* _What is needed_
Every line in the data below that includes "icon" belongs in the answer, copied as it stands.

Data listing Start Marker

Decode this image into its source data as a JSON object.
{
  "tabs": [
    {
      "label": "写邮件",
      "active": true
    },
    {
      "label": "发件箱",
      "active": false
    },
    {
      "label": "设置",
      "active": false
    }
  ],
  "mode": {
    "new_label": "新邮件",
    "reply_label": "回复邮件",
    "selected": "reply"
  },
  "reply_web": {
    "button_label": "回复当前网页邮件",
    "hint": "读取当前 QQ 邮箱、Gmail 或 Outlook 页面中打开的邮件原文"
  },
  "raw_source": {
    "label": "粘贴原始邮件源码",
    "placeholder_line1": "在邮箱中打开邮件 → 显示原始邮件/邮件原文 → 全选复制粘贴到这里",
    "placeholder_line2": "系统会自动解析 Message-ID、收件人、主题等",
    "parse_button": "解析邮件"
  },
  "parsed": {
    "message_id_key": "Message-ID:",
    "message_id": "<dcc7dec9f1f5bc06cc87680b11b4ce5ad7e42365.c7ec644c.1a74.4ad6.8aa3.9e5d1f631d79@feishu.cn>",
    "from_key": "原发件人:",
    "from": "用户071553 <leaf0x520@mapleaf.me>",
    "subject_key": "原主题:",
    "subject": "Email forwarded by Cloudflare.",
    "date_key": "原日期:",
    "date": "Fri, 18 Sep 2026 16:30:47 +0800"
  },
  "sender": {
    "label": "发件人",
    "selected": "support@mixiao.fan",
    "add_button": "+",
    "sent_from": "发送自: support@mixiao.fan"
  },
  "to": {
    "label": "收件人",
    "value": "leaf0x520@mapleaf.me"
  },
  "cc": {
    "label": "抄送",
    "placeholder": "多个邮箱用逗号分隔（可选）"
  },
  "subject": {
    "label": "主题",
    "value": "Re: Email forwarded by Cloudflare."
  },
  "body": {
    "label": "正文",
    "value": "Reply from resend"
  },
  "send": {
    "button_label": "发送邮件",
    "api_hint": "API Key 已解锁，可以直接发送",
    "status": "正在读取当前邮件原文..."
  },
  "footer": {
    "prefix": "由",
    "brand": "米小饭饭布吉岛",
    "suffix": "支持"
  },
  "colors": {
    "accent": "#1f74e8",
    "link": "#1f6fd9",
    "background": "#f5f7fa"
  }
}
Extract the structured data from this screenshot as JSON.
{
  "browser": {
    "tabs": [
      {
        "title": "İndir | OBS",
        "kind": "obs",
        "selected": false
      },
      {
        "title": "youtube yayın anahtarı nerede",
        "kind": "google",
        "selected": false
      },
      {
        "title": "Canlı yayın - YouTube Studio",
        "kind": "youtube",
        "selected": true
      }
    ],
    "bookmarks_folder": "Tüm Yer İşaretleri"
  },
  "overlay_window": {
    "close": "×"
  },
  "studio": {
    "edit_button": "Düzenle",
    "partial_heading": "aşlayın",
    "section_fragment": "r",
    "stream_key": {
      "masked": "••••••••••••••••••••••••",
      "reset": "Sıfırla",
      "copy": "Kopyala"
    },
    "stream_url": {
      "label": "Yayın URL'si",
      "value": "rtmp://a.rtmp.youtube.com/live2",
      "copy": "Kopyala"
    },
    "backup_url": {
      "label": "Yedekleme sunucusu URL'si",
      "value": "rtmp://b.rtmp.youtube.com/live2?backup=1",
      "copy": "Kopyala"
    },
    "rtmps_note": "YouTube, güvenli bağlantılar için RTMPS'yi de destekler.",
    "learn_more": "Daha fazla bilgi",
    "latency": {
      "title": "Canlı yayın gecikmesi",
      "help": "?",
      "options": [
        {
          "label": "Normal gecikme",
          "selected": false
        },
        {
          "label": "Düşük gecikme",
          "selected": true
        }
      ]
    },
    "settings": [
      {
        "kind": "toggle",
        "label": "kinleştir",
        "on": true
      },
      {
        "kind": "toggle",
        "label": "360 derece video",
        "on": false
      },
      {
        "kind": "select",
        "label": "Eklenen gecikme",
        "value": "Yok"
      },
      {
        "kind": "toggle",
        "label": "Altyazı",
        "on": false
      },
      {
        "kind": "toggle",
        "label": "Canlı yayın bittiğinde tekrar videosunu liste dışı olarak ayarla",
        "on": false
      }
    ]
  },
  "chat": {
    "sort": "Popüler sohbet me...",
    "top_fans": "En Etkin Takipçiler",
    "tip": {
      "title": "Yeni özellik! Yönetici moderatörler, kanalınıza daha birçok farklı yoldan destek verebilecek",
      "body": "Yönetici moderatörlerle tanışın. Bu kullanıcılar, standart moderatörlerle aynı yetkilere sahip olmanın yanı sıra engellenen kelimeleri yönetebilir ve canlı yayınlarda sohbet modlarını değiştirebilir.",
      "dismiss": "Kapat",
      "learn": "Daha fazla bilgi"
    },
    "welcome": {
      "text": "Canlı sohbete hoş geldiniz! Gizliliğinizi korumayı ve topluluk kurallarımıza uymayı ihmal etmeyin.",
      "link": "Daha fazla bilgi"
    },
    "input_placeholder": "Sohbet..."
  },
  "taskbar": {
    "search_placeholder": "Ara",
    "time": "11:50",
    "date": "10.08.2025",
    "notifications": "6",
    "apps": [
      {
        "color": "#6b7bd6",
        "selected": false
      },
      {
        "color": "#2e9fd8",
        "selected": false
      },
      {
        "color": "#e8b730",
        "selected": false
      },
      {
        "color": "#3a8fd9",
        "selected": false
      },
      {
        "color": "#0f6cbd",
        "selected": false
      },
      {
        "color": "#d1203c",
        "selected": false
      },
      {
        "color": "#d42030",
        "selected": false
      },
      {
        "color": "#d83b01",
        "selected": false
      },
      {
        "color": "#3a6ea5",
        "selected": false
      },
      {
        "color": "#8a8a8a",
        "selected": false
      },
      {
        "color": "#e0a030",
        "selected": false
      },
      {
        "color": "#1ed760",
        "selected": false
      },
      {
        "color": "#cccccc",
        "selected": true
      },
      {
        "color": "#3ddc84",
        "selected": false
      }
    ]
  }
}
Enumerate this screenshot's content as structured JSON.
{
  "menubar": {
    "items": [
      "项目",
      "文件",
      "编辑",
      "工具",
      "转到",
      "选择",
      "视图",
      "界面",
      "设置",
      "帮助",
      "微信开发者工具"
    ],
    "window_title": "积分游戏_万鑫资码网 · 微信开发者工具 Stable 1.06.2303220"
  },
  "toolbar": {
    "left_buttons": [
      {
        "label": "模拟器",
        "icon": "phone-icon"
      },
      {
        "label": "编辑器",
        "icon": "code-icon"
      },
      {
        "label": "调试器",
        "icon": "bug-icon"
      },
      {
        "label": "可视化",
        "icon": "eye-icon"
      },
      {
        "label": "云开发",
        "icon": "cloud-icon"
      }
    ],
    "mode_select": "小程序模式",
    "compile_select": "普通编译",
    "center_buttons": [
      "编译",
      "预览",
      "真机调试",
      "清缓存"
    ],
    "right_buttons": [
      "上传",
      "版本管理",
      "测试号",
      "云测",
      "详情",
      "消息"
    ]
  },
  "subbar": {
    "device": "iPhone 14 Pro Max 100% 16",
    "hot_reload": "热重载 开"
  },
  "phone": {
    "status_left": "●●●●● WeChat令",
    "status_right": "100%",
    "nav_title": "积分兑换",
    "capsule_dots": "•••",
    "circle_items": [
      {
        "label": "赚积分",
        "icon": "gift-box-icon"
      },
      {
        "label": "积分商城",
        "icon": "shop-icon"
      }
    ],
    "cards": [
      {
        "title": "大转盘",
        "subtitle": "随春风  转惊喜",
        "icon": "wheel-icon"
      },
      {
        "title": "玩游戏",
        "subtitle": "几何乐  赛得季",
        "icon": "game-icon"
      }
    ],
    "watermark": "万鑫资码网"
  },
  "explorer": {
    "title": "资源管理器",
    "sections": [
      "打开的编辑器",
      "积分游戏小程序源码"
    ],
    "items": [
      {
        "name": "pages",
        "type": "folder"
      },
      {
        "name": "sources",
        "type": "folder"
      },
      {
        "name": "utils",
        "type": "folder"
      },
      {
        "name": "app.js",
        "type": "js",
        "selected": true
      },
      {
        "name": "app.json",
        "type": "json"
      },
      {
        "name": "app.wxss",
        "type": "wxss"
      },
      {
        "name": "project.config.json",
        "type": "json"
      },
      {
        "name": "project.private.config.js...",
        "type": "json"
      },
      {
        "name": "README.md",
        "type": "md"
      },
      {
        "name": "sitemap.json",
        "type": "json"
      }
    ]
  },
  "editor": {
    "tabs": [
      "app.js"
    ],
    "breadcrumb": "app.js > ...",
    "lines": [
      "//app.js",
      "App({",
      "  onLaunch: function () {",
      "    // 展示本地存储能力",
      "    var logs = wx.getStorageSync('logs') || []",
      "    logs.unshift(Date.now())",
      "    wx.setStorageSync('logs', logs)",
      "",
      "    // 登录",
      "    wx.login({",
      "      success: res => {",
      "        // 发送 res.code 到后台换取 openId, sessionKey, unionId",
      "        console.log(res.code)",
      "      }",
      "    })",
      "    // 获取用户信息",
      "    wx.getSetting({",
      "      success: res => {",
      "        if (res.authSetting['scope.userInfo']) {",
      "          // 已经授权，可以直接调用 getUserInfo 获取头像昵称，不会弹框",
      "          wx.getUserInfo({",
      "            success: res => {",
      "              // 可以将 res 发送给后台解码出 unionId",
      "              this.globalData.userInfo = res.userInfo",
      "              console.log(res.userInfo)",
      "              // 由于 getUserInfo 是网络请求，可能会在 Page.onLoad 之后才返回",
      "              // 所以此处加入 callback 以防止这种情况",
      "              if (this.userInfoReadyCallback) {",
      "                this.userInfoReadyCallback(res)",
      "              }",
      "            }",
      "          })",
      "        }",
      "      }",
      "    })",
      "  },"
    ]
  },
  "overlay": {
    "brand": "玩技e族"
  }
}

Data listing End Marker

* _Solution_
        "icon": "phone-icon"
        "icon": "code-icon"
        "icon": "bug-icon"
        "icon": "eye-icon"
        "icon": "cloud-icon"
        "icon": "gift-box-icon"
        "icon": "shop-icon"
        "icon": "wheel-icon"
        "icon": "game-icon"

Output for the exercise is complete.